## WORK INSTRUCTIONS
What you return must match, exactly, the lines running from the one containing "Parse this screenshot: output" to the end of the data, both included, and must contain no pictures.

Page and application data records

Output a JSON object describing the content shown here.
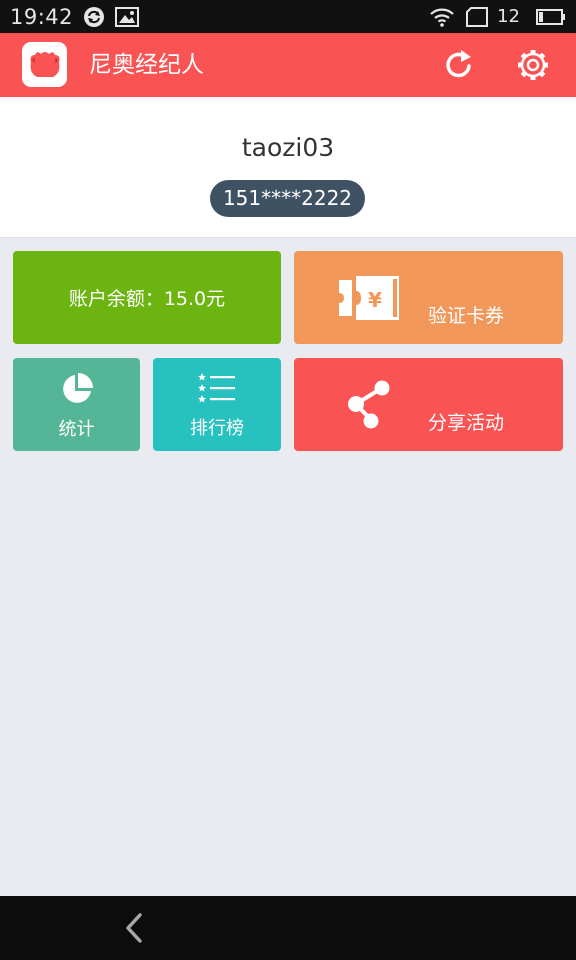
{
  "status_bar": {
    "time": "19:42",
    "battery_level": "12",
    "icons": [
      "sync-icon",
      "image-icon",
      "wifi-icon",
      "sim-icon",
      "battery-icon"
    ]
  },
  "app_bar": {
    "title": "尼奥经纪人",
    "accent_color": "#fa5354",
    "icons": [
      "app-logo-icon",
      "refresh-icon",
      "settings-icon"
    ]
  },
  "profile": {
    "username": "taozi03",
    "phone": "151****2222"
  },
  "tiles": {
    "balance": {
      "label": "账户余额：15.0元",
      "color": "#6cb511"
    },
    "coupon": {
      "label": "验证卡券",
      "icon": "ticket-yen-icon",
      "color": "#f2975a"
    },
    "stats": {
      "label": "统计",
      "icon": "pie-chart-icon",
      "color": "#54b697"
    },
    "ranking": {
      "label": "排行榜",
      "icon": "ranked-list-icon",
      "color": "#27c1bf"
    },
    "share": {
      "label": "分享活动",
      "icon": "share-icon",
      "color": "#fa5354"
    }
  },
  "nav_bar": {
    "icons": [
      "back-icon"
    ]
  }
}
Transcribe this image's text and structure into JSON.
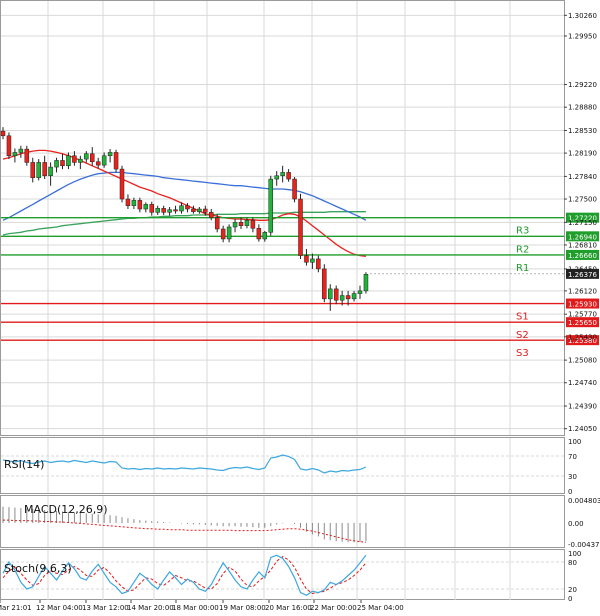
{
  "colors": {
    "grid": "#d9d9d9",
    "up_candle": "#1fb33a",
    "down_candle": "#e8231c",
    "wick": "#222222",
    "resistance": "#1f9e2b",
    "support": "#e11b1b",
    "ma_red": "#e8231c",
    "ma_blue": "#3a6fd8",
    "ma_green": "#3aa35b",
    "oscillator": "#3ea7df",
    "signal": "#e11b1b",
    "axis_text": "#111111",
    "label_box_red": "#e11b1b",
    "label_box_green": "#1f9e2b",
    "current_box": "#222222"
  },
  "chart_data": [
    {
      "type": "line",
      "panel": "price",
      "x_ticks": [
        "Mar 21:01",
        "12 Mar 04:00",
        "13 Mar 12:00",
        "14 Mar 20:00",
        "18 Mar 00:00",
        "19 Mar 08:00",
        "20 Mar 16:00",
        "22 Mar 00:00",
        "25 Mar 04:00"
      ],
      "y_ticks": [
        "1.30260",
        "1.29950",
        "1.29220",
        "1.28880",
        "1.28530",
        "1.28190",
        "1.27840",
        "1.27500",
        "1.27150",
        "1.26810",
        "1.26450",
        "1.26120",
        "1.25770",
        "1.25430",
        "1.25080",
        "1.24740",
        "1.24390",
        "1.24050"
      ],
      "y_range": [
        1.24,
        1.304
      ],
      "levels": [
        {
          "name": "R3",
          "value": 1.2722,
          "tag": "1.27220",
          "role": "resistance"
        },
        {
          "name": "R2",
          "value": 1.2694,
          "tag": "1.26940",
          "role": "resistance"
        },
        {
          "name": "R1",
          "value": 1.2666,
          "tag": "1.26660",
          "role": "resistance"
        },
        {
          "name": "S1",
          "value": 1.2593,
          "tag": "1.25930",
          "role": "support"
        },
        {
          "name": "S2",
          "value": 1.2565,
          "tag": "1.25650",
          "role": "support"
        },
        {
          "name": "S3",
          "value": 1.2538,
          "tag": "1.25380",
          "role": "support"
        }
      ],
      "current_price": {
        "value": 1.26376,
        "tag": "1.26376"
      },
      "candles": [
        [
          1.2852,
          1.2858,
          1.284,
          1.2845
        ],
        [
          1.2845,
          1.285,
          1.281,
          1.2815
        ],
        [
          1.2815,
          1.2826,
          1.2805,
          1.282
        ],
        [
          1.282,
          1.283,
          1.2812,
          1.2825
        ],
        [
          1.2825,
          1.283,
          1.28,
          1.2805
        ],
        [
          1.2805,
          1.2812,
          1.2775,
          1.2782
        ],
        [
          1.2782,
          1.281,
          1.2778,
          1.2805
        ],
        [
          1.2805,
          1.2815,
          1.278,
          1.2785
        ],
        [
          1.2785,
          1.2805,
          1.277,
          1.2798
        ],
        [
          1.2798,
          1.2812,
          1.279,
          1.2808
        ],
        [
          1.2808,
          1.2818,
          1.2795,
          1.28
        ],
        [
          1.28,
          1.282,
          1.2795,
          1.2815
        ],
        [
          1.2815,
          1.2822,
          1.28,
          1.2805
        ],
        [
          1.2805,
          1.2815,
          1.2795,
          1.281
        ],
        [
          1.281,
          1.2822,
          1.2805,
          1.2818
        ],
        [
          1.2818,
          1.2828,
          1.28,
          1.2806
        ],
        [
          1.2806,
          1.2812,
          1.2796,
          1.2801
        ],
        [
          1.2801,
          1.282,
          1.2797,
          1.2815
        ],
        [
          1.2815,
          1.2825,
          1.2805,
          1.282
        ],
        [
          1.282,
          1.2824,
          1.279,
          1.2795
        ],
        [
          1.2795,
          1.28,
          1.2745,
          1.275
        ],
        [
          1.275,
          1.2757,
          1.2735,
          1.274
        ],
        [
          1.274,
          1.2752,
          1.2735,
          1.2748
        ],
        [
          1.2748,
          1.2752,
          1.273,
          1.2735
        ],
        [
          1.2735,
          1.2745,
          1.273,
          1.2742
        ],
        [
          1.2742,
          1.2746,
          1.2725,
          1.273
        ],
        [
          1.273,
          1.274,
          1.2726,
          1.2736
        ],
        [
          1.2736,
          1.274,
          1.2726,
          1.273
        ],
        [
          1.273,
          1.2738,
          1.2725,
          1.2734
        ],
        [
          1.2734,
          1.274,
          1.2728,
          1.2732
        ],
        [
          1.2732,
          1.2745,
          1.2728,
          1.274
        ],
        [
          1.274,
          1.2744,
          1.273,
          1.2735
        ],
        [
          1.2735,
          1.274,
          1.2728,
          1.2731
        ],
        [
          1.2731,
          1.2738,
          1.2728,
          1.2735
        ],
        [
          1.2735,
          1.274,
          1.2725,
          1.273
        ],
        [
          1.273,
          1.2735,
          1.2718,
          1.2722
        ],
        [
          1.2722,
          1.2727,
          1.27,
          1.2705
        ],
        [
          1.2705,
          1.271,
          1.2685,
          1.269
        ],
        [
          1.269,
          1.2712,
          1.2685,
          1.2708
        ],
        [
          1.2708,
          1.272,
          1.27,
          1.2715
        ],
        [
          1.2715,
          1.2722,
          1.2705,
          1.271
        ],
        [
          1.271,
          1.2722,
          1.2706,
          1.2718
        ],
        [
          1.2718,
          1.2722,
          1.27,
          1.2706
        ],
        [
          1.2706,
          1.2712,
          1.2686,
          1.269
        ],
        [
          1.269,
          1.2702,
          1.2686,
          1.27
        ],
        [
          1.27,
          1.2785,
          1.2695,
          1.278
        ],
        [
          1.278,
          1.2792,
          1.277,
          1.2785
        ],
        [
          1.2785,
          1.28,
          1.2775,
          1.279
        ],
        [
          1.279,
          1.2795,
          1.2776,
          1.278
        ],
        [
          1.278,
          1.2783,
          1.2745,
          1.275
        ],
        [
          1.275,
          1.2758,
          1.266,
          1.2665
        ],
        [
          1.2665,
          1.2675,
          1.265,
          1.2655
        ],
        [
          1.2655,
          1.2668,
          1.2645,
          1.266
        ],
        [
          1.266,
          1.2665,
          1.264,
          1.2645
        ],
        [
          1.2645,
          1.2652,
          1.2595,
          1.26
        ],
        [
          1.26,
          1.2622,
          1.2582,
          1.2615
        ],
        [
          1.2615,
          1.262,
          1.2592,
          1.2598
        ],
        [
          1.2598,
          1.2612,
          1.259,
          1.2605
        ],
        [
          1.2605,
          1.2612,
          1.259,
          1.26
        ],
        [
          1.26,
          1.2612,
          1.2596,
          1.2608
        ],
        [
          1.2608,
          1.262,
          1.26,
          1.2612
        ],
        [
          1.2612,
          1.264,
          1.2608,
          1.2637
        ]
      ],
      "ma_red": [
        1.281,
        1.2812,
        1.2815,
        1.2818,
        1.282,
        1.2822,
        1.2823,
        1.2823,
        1.2822,
        1.282,
        1.2818,
        1.2815,
        1.2812,
        1.2808,
        1.2804,
        1.28,
        1.2796,
        1.2792,
        1.2788,
        1.2784,
        1.278,
        1.2776,
        1.2772,
        1.2768,
        1.2765,
        1.2762,
        1.2758,
        1.2755,
        1.2752,
        1.2748,
        1.2744,
        1.274,
        1.2736,
        1.2732,
        1.2728,
        1.2726,
        1.2724,
        1.2722,
        1.2721,
        1.272,
        1.272,
        1.2719,
        1.2719,
        1.2718,
        1.2718,
        1.2719,
        1.2722,
        1.2726,
        1.2728,
        1.2727,
        1.2723,
        1.2717,
        1.271,
        1.2703,
        1.2696,
        1.2689,
        1.2682,
        1.2676,
        1.2671,
        1.2667,
        1.2665,
        1.2664
      ],
      "ma_blue": [
        1.2718,
        1.2722,
        1.2727,
        1.2732,
        1.2737,
        1.2742,
        1.2747,
        1.2752,
        1.2757,
        1.2762,
        1.2767,
        1.2772,
        1.2776,
        1.278,
        1.2783,
        1.2786,
        1.2788,
        1.2789,
        1.279,
        1.279,
        1.279,
        1.2789,
        1.2788,
        1.2787,
        1.2786,
        1.2785,
        1.2784,
        1.2782,
        1.2781,
        1.278,
        1.2779,
        1.2778,
        1.2777,
        1.2776,
        1.2775,
        1.2774,
        1.2773,
        1.2772,
        1.2771,
        1.277,
        1.277,
        1.2769,
        1.2768,
        1.2767,
        1.2766,
        1.2765,
        1.2765,
        1.2765,
        1.2764,
        1.2763,
        1.2761,
        1.2758,
        1.2755,
        1.2751,
        1.2747,
        1.2743,
        1.2739,
        1.2735,
        1.2731,
        1.2727,
        1.2723,
        1.2718
      ],
      "ma_green": [
        1.2696,
        1.2698,
        1.2699,
        1.27,
        1.2702,
        1.2703,
        1.2705,
        1.2706,
        1.2707,
        1.2708,
        1.271,
        1.2711,
        1.2712,
        1.2713,
        1.2714,
        1.2715,
        1.2716,
        1.2717,
        1.2718,
        1.2719,
        1.272,
        1.2721,
        1.2721,
        1.2722,
        1.2722,
        1.2723,
        1.2723,
        1.2724,
        1.2724,
        1.2725,
        1.2725,
        1.2725,
        1.2726,
        1.2726,
        1.2726,
        1.2726,
        1.2727,
        1.2727,
        1.2727,
        1.2727,
        1.2728,
        1.2728,
        1.2728,
        1.2728,
        1.2728,
        1.2729,
        1.2729,
        1.2729,
        1.2729,
        1.273,
        1.273,
        1.273,
        1.273,
        1.273,
        1.273,
        1.2731,
        1.2731,
        1.2731,
        1.2731,
        1.2731,
        1.2731,
        1.2731
      ]
    },
    {
      "type": "line",
      "panel": "rsi",
      "label": "RSI(14)",
      "y_ticks": [
        "100",
        "70",
        "30",
        "0"
      ],
      "y_range": [
        0,
        100
      ],
      "values": [
        62,
        60,
        58,
        61,
        57,
        55,
        58,
        60,
        57,
        59,
        60,
        58,
        61,
        59,
        57,
        60,
        58,
        56,
        59,
        58,
        46,
        44,
        45,
        43,
        45,
        44,
        46,
        44,
        45,
        44,
        46,
        45,
        44,
        46,
        45,
        44,
        42,
        41,
        45,
        47,
        46,
        48,
        45,
        43,
        46,
        66,
        68,
        72,
        69,
        63,
        44,
        42,
        45,
        42,
        36,
        40,
        38,
        41,
        40,
        42,
        43,
        48
      ]
    },
    {
      "type": "bar",
      "panel": "macd",
      "label": "MACD(12,26,9)",
      "y_ticks": [
        "0.004803",
        "0.00",
        "-0.004377"
      ],
      "y_range": [
        -0.0048,
        0.0052
      ],
      "histogram": [
        0.0034,
        0.0033,
        0.0032,
        0.0031,
        0.003,
        0.0029,
        0.0028,
        0.0027,
        0.0026,
        0.0025,
        0.0024,
        0.0023,
        0.0022,
        0.0021,
        0.002,
        0.0019,
        0.0018,
        0.0017,
        0.0016,
        0.0015,
        0.0012,
        0.001,
        0.0008,
        0.0006,
        0.0005,
        0.0004,
        0.0003,
        0.0002,
        0.0001,
        0.0,
        -0.0001,
        -0.0002,
        -0.0003,
        -0.0003,
        -0.0004,
        -0.0005,
        -0.0006,
        -0.0007,
        -0.0007,
        -0.0007,
        -0.0008,
        -0.0008,
        -0.0009,
        -0.001,
        -0.001,
        -0.0006,
        -0.0003,
        -0.0001,
        0.0,
        -0.0002,
        -0.001,
        -0.0018,
        -0.0024,
        -0.0028,
        -0.0034,
        -0.0036,
        -0.0038,
        -0.0039,
        -0.004,
        -0.004,
        -0.004,
        -0.0038
      ],
      "signal": [
        0.0006,
        0.0006,
        0.0005,
        0.0005,
        0.0005,
        0.0004,
        0.0004,
        0.0003,
        0.0003,
        0.0002,
        0.0002,
        0.0001,
        0.0,
        -0.0001,
        -0.0002,
        -0.0003,
        -0.0004,
        -0.0005,
        -0.0006,
        -0.0007,
        -0.0008,
        -0.0009,
        -0.001,
        -0.0011,
        -0.0012,
        -0.0012,
        -0.0013,
        -0.0013,
        -0.0014,
        -0.0014,
        -0.0014,
        -0.0015,
        -0.0015,
        -0.0015,
        -0.0015,
        -0.0015,
        -0.0015,
        -0.0015,
        -0.0015,
        -0.0016,
        -0.0016,
        -0.0016,
        -0.0016,
        -0.0016,
        -0.0016,
        -0.0015,
        -0.0014,
        -0.0013,
        -0.0012,
        -0.0012,
        -0.0013,
        -0.0015,
        -0.0017,
        -0.002,
        -0.0023,
        -0.0026,
        -0.0029,
        -0.0032,
        -0.0035,
        -0.0037,
        -0.0039,
        -0.004
      ]
    },
    {
      "type": "line",
      "panel": "stoch",
      "label": "Stoch(9,6,3)",
      "y_ticks": [
        "100",
        "80",
        "20",
        "0"
      ],
      "y_range": [
        0,
        100
      ],
      "k": [
        55,
        80,
        62,
        35,
        20,
        25,
        48,
        70,
        55,
        40,
        60,
        78,
        65,
        45,
        40,
        60,
        75,
        55,
        35,
        25,
        10,
        15,
        35,
        55,
        45,
        30,
        20,
        40,
        58,
        45,
        30,
        42,
        35,
        20,
        15,
        30,
        55,
        78,
        60,
        40,
        25,
        20,
        40,
        58,
        45,
        90,
        95,
        88,
        70,
        45,
        12,
        6,
        15,
        12,
        18,
        35,
        30,
        38,
        50,
        62,
        78,
        95
      ],
      "d": [
        45,
        60,
        68,
        55,
        40,
        28,
        32,
        50,
        60,
        55,
        52,
        62,
        70,
        62,
        50,
        48,
        62,
        68,
        55,
        38,
        25,
        15,
        18,
        32,
        45,
        42,
        32,
        28,
        38,
        50,
        45,
        38,
        38,
        30,
        22,
        20,
        32,
        55,
        68,
        60,
        42,
        28,
        25,
        38,
        48,
        62,
        82,
        92,
        85,
        68,
        42,
        20,
        10,
        12,
        15,
        22,
        30,
        34,
        40,
        50,
        62,
        78
      ]
    }
  ]
}
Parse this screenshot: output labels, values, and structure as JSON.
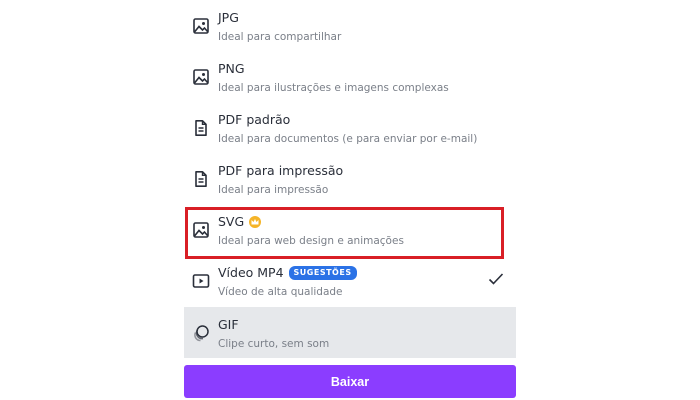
{
  "formats": [
    {
      "title": "JPG",
      "desc": "Ideal para compartilhar",
      "icon": "image-icon"
    },
    {
      "title": "PNG",
      "desc": "Ideal para ilustrações e imagens complexas",
      "icon": "image-icon"
    },
    {
      "title": "PDF padrão",
      "desc": "Ideal para documentos (e para enviar por e-mail)",
      "icon": "document-icon"
    },
    {
      "title": "PDF para impressão",
      "desc": "Ideal para impressão",
      "icon": "document-icon"
    },
    {
      "title": "SVG",
      "desc": "Ideal para web design e animações",
      "icon": "image-icon",
      "premium": true
    },
    {
      "title": "Vídeo MP4",
      "desc": "Vídeo de alta qualidade",
      "icon": "video-icon",
      "badge": "SUGESTÕES",
      "checked": true
    },
    {
      "title": "GIF",
      "desc": "Clipe curto, sem som",
      "icon": "gif-icon",
      "selected": true
    }
  ],
  "download_button": {
    "label": "Baixar"
  },
  "colors": {
    "accent": "#8b3dff",
    "highlight_border": "#d91f26",
    "badge": "#2b72e6",
    "premium": "#f5b428",
    "selected_row": "#e6e8eb"
  }
}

## RESPONSE AREA
Parse this screenshot: output labels, values, and structure as JSON.
{
  "formats": [
    {
      "title": "JPG",
      "desc": "Ideal para compartilhar",
      "icon": "image-icon"
    },
    {
      "title": "PNG",
      "desc": "Ideal para ilustrações e imagens complexas",
      "icon": "image-icon"
    },
    {
      "title": "PDF padrão",
      "desc": "Ideal para documentos (e para enviar por e-mail)",
      "icon": "document-icon"
    },
    {
      "title": "PDF para impressão",
      "desc": "Ideal para impressão",
      "icon": "document-icon"
    },
    {
      "title": "SVG",
      "desc": "Ideal para web design e animações",
      "icon": "image-icon",
      "premium": true
    },
    {
      "title": "Vídeo MP4",
      "desc": "Vídeo de alta qualidade",
      "icon": "video-icon",
      "badge": "SUGESTÕES",
      "checked": true
    },
    {
      "title": "GIF",
      "desc": "Clipe curto, sem som",
      "icon": "gif-icon",
      "selected": true
    }
  ],
  "download_button": {
    "label": "Baixar"
  },
  "colors": {
    "accent": "#8b3dff",
    "highlight_border": "#d91f26",
    "badge": "#2b72e6",
    "premium": "#f5b428",
    "selected_row": "#e6e8eb"
  }
}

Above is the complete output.